▶ WHAT THE EXERCISE ASKS:
Search the material below for the string "screenshot" and list each line that holds it.

▶ SOURCE MATERIAL:
BEGIN
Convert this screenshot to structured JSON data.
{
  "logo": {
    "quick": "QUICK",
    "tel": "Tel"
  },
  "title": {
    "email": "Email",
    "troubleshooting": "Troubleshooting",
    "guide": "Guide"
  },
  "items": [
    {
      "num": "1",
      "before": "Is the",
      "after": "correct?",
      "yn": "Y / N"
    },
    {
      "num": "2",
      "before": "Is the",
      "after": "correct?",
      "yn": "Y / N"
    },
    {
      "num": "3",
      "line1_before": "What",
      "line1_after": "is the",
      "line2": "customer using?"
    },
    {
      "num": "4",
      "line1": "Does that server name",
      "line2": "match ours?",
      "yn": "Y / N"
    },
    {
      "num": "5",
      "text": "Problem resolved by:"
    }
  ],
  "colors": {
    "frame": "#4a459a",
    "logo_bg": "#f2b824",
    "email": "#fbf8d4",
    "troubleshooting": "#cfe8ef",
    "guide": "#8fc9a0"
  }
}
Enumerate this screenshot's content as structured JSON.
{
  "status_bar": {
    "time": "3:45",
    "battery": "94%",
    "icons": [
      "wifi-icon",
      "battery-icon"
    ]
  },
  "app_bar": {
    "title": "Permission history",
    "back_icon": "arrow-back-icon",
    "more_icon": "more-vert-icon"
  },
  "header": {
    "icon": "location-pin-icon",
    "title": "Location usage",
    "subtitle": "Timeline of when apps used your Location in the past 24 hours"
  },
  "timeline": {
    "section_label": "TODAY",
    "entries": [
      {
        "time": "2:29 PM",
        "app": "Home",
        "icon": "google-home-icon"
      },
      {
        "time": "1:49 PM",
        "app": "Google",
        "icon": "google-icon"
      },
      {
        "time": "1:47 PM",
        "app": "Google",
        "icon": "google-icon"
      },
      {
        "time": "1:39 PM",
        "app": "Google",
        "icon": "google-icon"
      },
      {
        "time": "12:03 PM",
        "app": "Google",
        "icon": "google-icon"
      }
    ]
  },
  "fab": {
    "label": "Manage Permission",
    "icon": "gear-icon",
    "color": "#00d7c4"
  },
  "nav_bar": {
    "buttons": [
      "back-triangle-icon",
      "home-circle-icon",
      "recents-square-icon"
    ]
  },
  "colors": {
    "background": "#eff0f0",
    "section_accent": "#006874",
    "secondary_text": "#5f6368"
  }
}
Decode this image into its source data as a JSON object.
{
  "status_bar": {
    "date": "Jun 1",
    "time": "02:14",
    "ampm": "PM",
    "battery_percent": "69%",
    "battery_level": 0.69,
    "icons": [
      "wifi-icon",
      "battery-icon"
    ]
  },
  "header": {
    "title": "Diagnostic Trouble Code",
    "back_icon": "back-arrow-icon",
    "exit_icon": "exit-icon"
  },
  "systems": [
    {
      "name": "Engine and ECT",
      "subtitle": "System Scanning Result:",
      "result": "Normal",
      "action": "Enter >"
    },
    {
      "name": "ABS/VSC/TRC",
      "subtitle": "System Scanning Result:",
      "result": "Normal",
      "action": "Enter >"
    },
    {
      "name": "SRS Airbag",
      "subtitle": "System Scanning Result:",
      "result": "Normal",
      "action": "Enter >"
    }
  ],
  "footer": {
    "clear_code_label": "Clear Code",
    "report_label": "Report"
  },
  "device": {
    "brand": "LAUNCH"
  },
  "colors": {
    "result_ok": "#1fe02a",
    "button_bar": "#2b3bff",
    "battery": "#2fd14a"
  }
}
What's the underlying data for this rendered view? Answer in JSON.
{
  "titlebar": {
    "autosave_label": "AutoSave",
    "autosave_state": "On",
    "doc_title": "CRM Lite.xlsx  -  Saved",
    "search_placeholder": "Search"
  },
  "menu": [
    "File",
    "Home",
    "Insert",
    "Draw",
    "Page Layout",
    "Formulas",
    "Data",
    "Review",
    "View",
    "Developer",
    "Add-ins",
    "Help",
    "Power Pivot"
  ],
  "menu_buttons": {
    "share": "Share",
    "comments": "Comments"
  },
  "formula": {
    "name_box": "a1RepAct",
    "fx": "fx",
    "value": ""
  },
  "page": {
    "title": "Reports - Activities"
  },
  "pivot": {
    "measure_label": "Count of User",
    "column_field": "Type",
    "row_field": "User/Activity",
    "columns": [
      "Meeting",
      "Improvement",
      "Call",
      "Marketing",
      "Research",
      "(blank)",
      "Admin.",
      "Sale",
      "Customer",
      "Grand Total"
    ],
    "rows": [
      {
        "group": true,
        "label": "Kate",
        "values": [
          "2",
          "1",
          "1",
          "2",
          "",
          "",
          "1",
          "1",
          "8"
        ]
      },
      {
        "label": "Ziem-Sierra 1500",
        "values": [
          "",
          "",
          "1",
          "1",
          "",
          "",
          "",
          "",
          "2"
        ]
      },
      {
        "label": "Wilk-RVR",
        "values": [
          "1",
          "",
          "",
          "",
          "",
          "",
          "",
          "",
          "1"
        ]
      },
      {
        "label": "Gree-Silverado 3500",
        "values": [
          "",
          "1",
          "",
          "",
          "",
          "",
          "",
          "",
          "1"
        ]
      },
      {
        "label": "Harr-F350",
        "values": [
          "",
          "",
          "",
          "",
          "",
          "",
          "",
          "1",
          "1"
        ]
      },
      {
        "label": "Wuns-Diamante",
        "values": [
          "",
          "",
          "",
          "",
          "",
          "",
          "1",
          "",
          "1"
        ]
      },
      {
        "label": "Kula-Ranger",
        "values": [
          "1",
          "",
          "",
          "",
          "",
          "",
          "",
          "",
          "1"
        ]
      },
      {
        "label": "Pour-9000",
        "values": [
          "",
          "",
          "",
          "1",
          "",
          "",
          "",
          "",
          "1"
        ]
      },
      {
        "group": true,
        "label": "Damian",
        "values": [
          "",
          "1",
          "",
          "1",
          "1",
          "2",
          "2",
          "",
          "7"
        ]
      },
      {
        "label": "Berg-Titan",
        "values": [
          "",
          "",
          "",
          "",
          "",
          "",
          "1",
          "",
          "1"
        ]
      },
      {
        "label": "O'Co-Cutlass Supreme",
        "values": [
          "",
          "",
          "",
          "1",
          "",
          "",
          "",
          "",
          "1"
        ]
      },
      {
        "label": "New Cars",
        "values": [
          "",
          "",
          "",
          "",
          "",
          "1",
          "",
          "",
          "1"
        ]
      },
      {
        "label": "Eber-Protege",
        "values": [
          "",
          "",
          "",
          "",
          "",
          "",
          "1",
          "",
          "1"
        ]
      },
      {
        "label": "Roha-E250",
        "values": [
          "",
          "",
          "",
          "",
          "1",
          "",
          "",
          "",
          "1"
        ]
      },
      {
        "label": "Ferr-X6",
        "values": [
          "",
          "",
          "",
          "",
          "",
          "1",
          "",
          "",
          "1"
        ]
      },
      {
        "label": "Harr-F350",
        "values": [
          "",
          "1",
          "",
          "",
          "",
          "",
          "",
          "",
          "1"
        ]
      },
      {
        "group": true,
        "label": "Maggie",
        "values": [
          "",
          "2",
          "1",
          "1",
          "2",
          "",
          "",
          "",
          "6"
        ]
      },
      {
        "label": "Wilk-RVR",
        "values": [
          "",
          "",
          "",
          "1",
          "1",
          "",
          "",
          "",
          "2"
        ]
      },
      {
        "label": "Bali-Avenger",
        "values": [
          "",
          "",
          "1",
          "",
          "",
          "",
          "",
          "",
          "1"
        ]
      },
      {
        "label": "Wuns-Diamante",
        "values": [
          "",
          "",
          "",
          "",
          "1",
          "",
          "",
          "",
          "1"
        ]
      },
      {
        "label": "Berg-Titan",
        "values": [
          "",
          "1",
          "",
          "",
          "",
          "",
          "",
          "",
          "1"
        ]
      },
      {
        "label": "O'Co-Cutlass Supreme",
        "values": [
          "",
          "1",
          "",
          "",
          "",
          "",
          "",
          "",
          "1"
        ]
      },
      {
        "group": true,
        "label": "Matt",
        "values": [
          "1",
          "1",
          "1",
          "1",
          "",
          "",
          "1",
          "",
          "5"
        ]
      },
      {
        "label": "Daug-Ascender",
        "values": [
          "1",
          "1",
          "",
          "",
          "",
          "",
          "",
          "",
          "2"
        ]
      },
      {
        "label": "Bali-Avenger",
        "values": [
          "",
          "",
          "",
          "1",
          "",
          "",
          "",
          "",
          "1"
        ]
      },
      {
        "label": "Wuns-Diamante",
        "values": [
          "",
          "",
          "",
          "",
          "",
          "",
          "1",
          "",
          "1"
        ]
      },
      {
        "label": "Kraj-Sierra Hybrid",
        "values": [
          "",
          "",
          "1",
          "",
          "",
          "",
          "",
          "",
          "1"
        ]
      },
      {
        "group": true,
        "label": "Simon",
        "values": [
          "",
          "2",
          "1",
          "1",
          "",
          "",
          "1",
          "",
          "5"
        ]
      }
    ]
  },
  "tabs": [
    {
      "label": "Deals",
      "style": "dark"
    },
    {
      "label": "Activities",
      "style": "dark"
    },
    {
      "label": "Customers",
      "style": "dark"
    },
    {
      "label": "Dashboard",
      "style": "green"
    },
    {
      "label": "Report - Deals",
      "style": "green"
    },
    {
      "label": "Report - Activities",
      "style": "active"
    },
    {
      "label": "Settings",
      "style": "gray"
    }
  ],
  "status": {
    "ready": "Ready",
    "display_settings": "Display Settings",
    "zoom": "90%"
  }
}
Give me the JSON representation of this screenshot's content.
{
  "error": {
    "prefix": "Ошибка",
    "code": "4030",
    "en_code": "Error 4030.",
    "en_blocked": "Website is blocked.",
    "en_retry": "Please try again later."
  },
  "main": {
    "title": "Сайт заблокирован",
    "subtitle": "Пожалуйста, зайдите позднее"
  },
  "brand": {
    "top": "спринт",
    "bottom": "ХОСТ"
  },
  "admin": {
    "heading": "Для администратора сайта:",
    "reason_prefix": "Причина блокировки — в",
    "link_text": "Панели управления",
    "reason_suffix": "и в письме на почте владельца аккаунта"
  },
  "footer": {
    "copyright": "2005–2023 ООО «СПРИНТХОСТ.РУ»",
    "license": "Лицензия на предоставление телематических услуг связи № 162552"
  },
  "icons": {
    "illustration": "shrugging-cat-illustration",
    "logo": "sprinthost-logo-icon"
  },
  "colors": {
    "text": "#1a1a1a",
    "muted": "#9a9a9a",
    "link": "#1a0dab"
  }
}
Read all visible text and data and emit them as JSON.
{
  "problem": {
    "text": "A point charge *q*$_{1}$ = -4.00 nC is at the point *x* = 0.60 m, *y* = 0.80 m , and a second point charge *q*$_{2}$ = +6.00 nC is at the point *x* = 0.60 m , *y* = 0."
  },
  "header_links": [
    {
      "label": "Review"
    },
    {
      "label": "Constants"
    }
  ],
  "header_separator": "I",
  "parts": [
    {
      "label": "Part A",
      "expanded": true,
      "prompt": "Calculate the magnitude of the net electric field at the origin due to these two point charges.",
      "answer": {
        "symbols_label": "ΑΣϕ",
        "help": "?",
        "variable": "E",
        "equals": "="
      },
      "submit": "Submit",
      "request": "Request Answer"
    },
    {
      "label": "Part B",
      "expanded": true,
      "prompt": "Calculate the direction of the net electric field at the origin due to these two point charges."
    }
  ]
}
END
▶ RESPONSE TO THIS TASK:
Convert this screenshot to structured JSON data.
Enumerate this screenshot's content as structured JSON.
Give me the JSON representation of this screenshot's content.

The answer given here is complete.